** RECORDS PROVIDED follows **

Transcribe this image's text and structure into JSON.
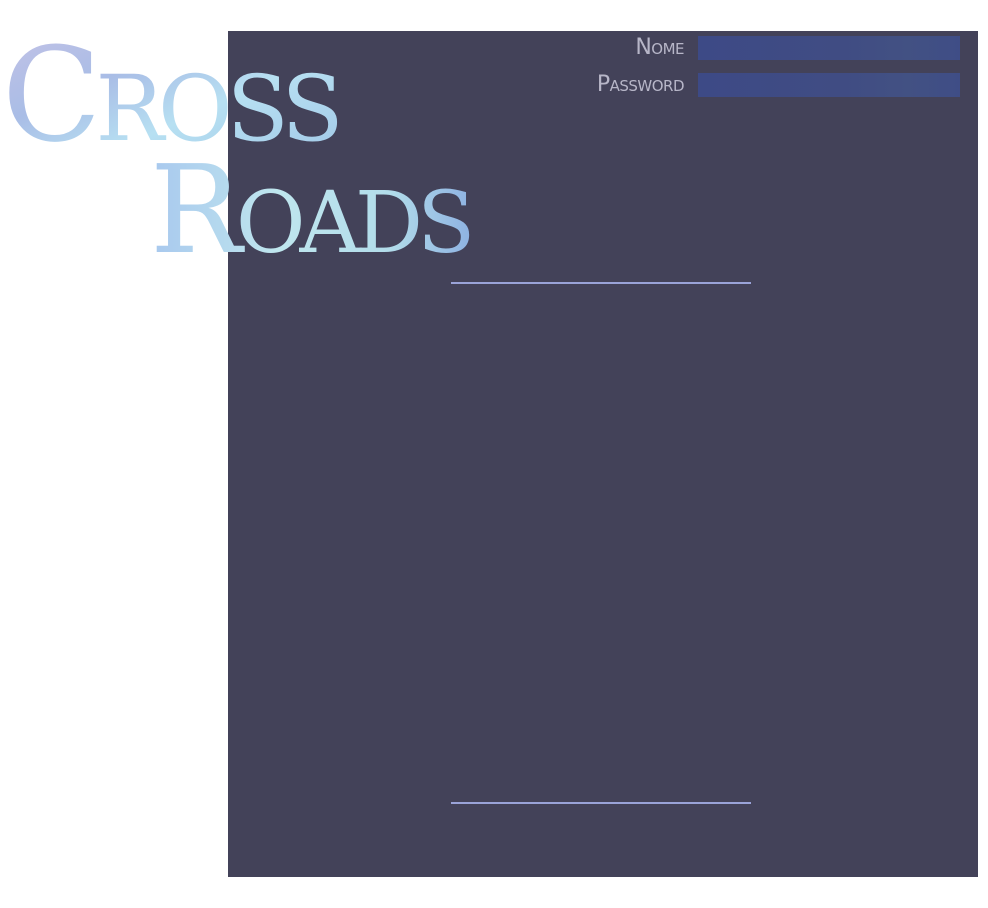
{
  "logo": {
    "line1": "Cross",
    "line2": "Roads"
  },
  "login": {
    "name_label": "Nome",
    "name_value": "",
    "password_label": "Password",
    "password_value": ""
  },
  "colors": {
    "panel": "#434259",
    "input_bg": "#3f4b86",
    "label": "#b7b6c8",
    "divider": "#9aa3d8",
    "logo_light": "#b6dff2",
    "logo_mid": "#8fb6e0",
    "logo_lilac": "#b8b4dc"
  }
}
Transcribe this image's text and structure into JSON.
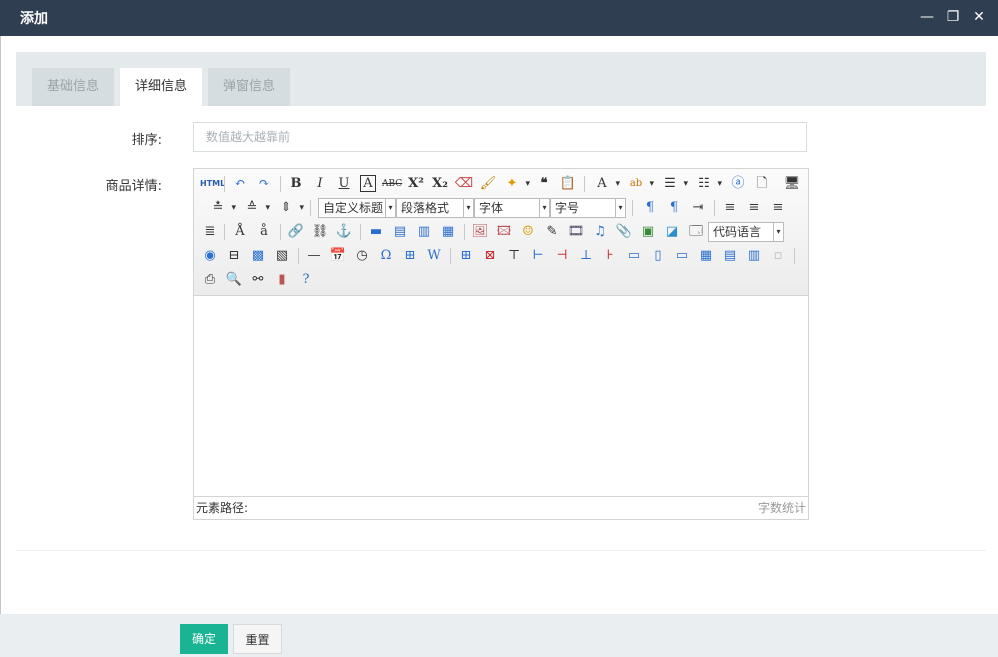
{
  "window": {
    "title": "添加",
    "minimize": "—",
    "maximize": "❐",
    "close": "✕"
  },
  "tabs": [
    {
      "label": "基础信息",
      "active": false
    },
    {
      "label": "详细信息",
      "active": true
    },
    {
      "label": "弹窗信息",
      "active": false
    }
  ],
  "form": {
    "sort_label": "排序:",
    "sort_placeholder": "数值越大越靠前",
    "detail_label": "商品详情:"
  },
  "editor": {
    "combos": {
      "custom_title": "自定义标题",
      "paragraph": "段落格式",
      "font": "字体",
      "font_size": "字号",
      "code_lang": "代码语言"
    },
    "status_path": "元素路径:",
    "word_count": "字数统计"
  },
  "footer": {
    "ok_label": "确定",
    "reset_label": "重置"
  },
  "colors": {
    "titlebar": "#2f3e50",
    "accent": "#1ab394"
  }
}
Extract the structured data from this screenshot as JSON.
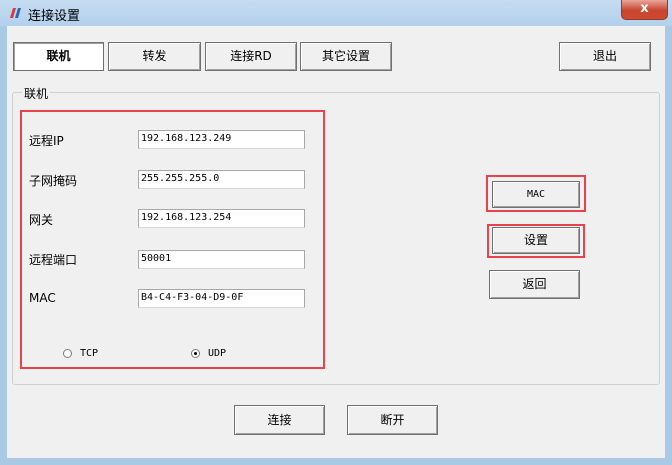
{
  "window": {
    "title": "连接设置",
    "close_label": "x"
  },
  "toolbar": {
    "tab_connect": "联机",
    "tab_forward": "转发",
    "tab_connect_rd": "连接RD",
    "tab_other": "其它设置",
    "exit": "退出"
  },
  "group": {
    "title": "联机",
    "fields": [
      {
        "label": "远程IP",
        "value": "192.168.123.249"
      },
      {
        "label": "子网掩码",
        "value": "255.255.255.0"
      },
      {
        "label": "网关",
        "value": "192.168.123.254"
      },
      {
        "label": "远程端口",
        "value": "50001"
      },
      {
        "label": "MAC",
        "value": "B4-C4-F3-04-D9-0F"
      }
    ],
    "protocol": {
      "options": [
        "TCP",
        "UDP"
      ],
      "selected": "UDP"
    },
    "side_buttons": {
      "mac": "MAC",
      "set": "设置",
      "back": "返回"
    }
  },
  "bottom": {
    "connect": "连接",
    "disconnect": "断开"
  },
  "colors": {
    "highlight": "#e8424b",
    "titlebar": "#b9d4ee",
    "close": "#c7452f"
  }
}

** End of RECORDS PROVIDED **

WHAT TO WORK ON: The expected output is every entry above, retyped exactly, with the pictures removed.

EXERCISE OUTPUT:
Transcribe this image's text and structure into JSON.
{
  "logo": {
    "line1": "Cross",
    "line2": "Roads"
  },
  "login": {
    "name_label": "Nome",
    "name_value": "",
    "password_label": "Password",
    "password_value": ""
  },
  "colors": {
    "panel": "#434259",
    "input_bg": "#3f4b86",
    "label": "#b7b6c8",
    "divider": "#9aa3d8",
    "logo_light": "#b6dff2",
    "logo_mid": "#8fb6e0",
    "logo_lilac": "#b8b4dc"
  }
}
Transcribe this image's text and structure into JSON.
{
  "window": {
    "title": "添加",
    "minimize": "—",
    "maximize": "❐",
    "close": "✕"
  },
  "tabs": [
    {
      "label": "基础信息",
      "active": false
    },
    {
      "label": "详细信息",
      "active": true
    },
    {
      "label": "弹窗信息",
      "active": false
    }
  ],
  "form": {
    "sort_label": "排序:",
    "sort_placeholder": "数值越大越靠前",
    "detail_label": "商品详情:"
  },
  "editor": {
    "combos": {
      "custom_title": "自定义标题",
      "paragraph": "段落格式",
      "font": "字体",
      "font_size": "字号",
      "code_lang": "代码语言"
    },
    "status_path": "元素路径:",
    "word_count": "字数统计"
  },
  "footer": {
    "ok_label": "确定",
    "reset_label": "重置"
  },
  "colors": {
    "titlebar": "#2f3e50",
    "accent": "#1ab394"
  }
}
Extract the structured data from this screenshot as JSON.
{
  "window": {
    "title": "连接设置",
    "close_label": "x"
  },
  "toolbar": {
    "tab_connect": "联机",
    "tab_forward": "转发",
    "tab_connect_rd": "连接RD",
    "tab_other": "其它设置",
    "exit": "退出"
  },
  "group": {
    "title": "联机",
    "fields": [
      {
        "label": "远程IP",
        "value": "192.168.123.249"
      },
      {
        "label": "子网掩码",
        "value": "255.255.255.0"
      },
      {
        "label": "网关",
        "value": "192.168.123.254"
      },
      {
        "label": "远程端口",
        "value": "50001"
      },
      {
        "label": "MAC",
        "value": "B4-C4-F3-04-D9-0F"
      }
    ],
    "protocol": {
      "options": [
        "TCP",
        "UDP"
      ],
      "selected": "UDP"
    },
    "side_buttons": {
      "mac": "MAC",
      "set": "设置",
      "back": "返回"
    }
  },
  "bottom": {
    "connect": "连接",
    "disconnect": "断开"
  },
  "colors": {
    "highlight": "#e8424b",
    "titlebar": "#b9d4ee",
    "close": "#c7452f"
  }
}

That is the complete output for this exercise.